**EXERCISE AIM**
What you return should be every line below, word for word, and none of the images.

**TASK DATA**
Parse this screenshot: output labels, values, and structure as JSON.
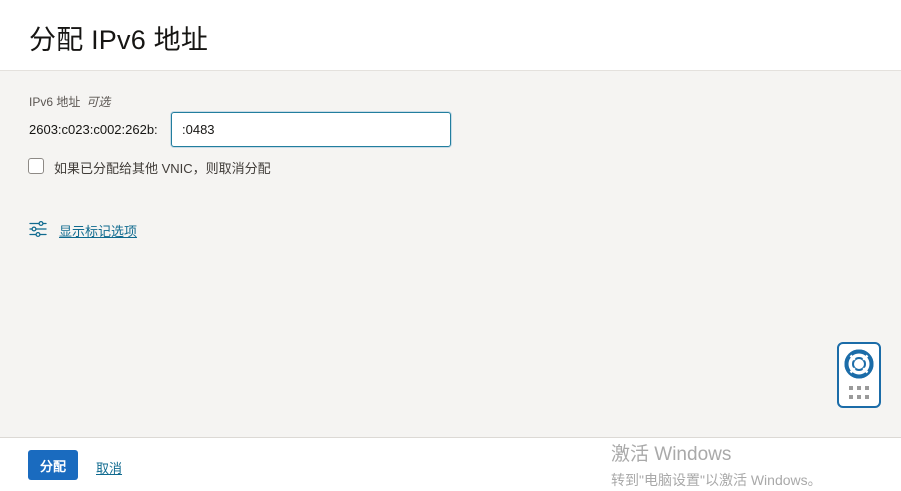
{
  "header": {
    "title": "分配 IPv6 地址"
  },
  "form": {
    "field_label": "IPv6 地址",
    "optional_label": "可选",
    "prefix": "2603:c023:c002:262b:",
    "input_value": ":0483",
    "checkbox_label": "如果已分配给其他 VNIC，则取消分配",
    "checkbox_checked": false
  },
  "tags": {
    "link_label": "显示标记选项",
    "icon": "sliders-icon"
  },
  "help_widget": {
    "icon": "lifebuoy-icon",
    "grip_icon": "grip-dots-icon"
  },
  "footer": {
    "assign_label": "分配",
    "cancel_label": "取消"
  },
  "watermark": {
    "title": "激活 Windows",
    "subtitle": "转到\"电脑设置\"以激活 Windows。"
  },
  "colors": {
    "primary": "#1a6bbf",
    "link": "#0f6a8f",
    "focus_border": "#227e9e",
    "help_border": "#1b6ca8"
  }
}
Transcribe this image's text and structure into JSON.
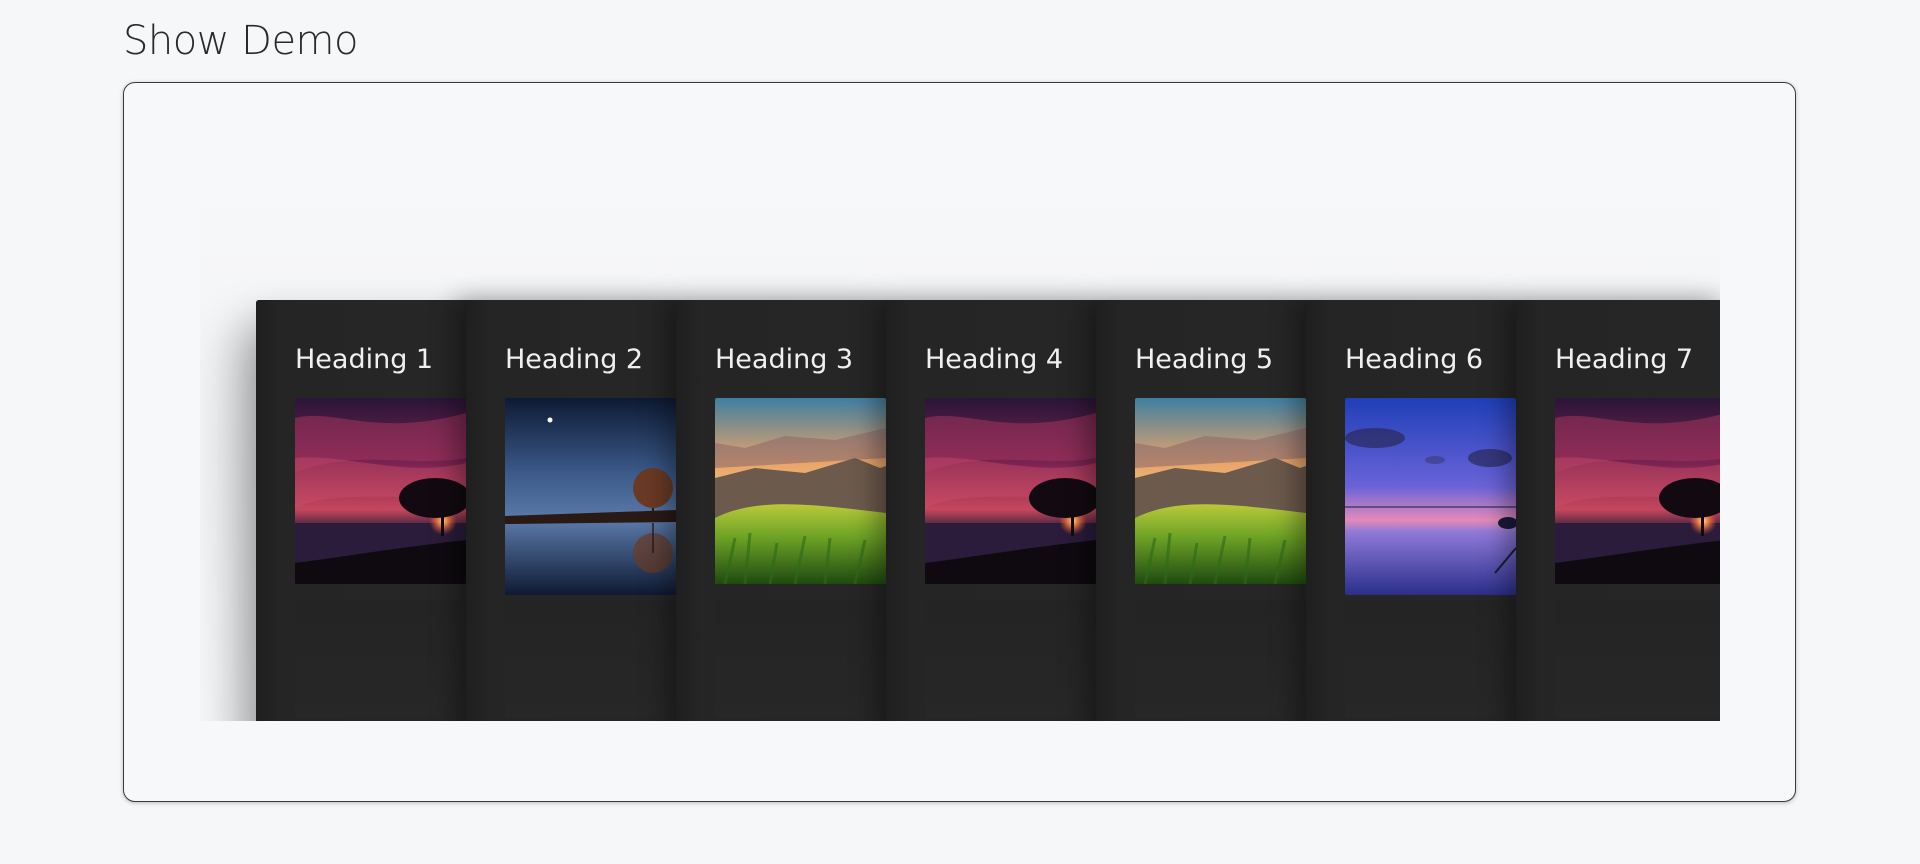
{
  "page": {
    "title": "Show Demo"
  },
  "cards": [
    {
      "heading": "Heading 1",
      "image": "sunset-tree-lake"
    },
    {
      "heading": "Heading 2",
      "image": "night-tree-reflection"
    },
    {
      "heading": "Heading 3",
      "image": "mountain-grass-meadow"
    },
    {
      "heading": "Heading 4",
      "image": "sunset-tree-lake"
    },
    {
      "heading": "Heading 5",
      "image": "mountain-grass-meadow"
    },
    {
      "heading": "Heading 6",
      "image": "twilight-lake-boat"
    },
    {
      "heading": "Heading 7",
      "image": "sunset-tree-lake"
    }
  ],
  "colors": {
    "page_background": "#f6f7f9",
    "card_background": "#222222",
    "heading_text": "#f0f0f0",
    "title_text": "#2a2a2a"
  }
}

**FINAL ANSWER**
Parse this screenshot: output labels, values, and structure as JSON.
{
  "header": {
    "title": "分配 IPv6 地址"
  },
  "form": {
    "field_label": "IPv6 地址",
    "optional_label": "可选",
    "prefix": "2603:c023:c002:262b:",
    "input_value": ":0483",
    "checkbox_label": "如果已分配给其他 VNIC，则取消分配",
    "checkbox_checked": false
  },
  "tags": {
    "link_label": "显示标记选项",
    "icon": "sliders-icon"
  },
  "help_widget": {
    "icon": "lifebuoy-icon",
    "grip_icon": "grip-dots-icon"
  },
  "footer": {
    "assign_label": "分配",
    "cancel_label": "取消"
  },
  "watermark": {
    "title": "激活 Windows",
    "subtitle": "转到\"电脑设置\"以激活 Windows。"
  },
  "colors": {
    "primary": "#1a6bbf",
    "link": "#0f6a8f",
    "focus_border": "#227e9e",
    "help_border": "#1b6ca8"
  }
}
Transcribe this image's text and structure into JSON.
{
  "page": {
    "title": "Show Demo"
  },
  "cards": [
    {
      "heading": "Heading 1",
      "image": "sunset-tree-lake"
    },
    {
      "heading": "Heading 2",
      "image": "night-tree-reflection"
    },
    {
      "heading": "Heading 3",
      "image": "mountain-grass-meadow"
    },
    {
      "heading": "Heading 4",
      "image": "sunset-tree-lake"
    },
    {
      "heading": "Heading 5",
      "image": "mountain-grass-meadow"
    },
    {
      "heading": "Heading 6",
      "image": "twilight-lake-boat"
    },
    {
      "heading": "Heading 7",
      "image": "sunset-tree-lake"
    }
  ],
  "colors": {
    "page_background": "#f6f7f9",
    "card_background": "#222222",
    "heading_text": "#f0f0f0",
    "title_text": "#2a2a2a"
  }
}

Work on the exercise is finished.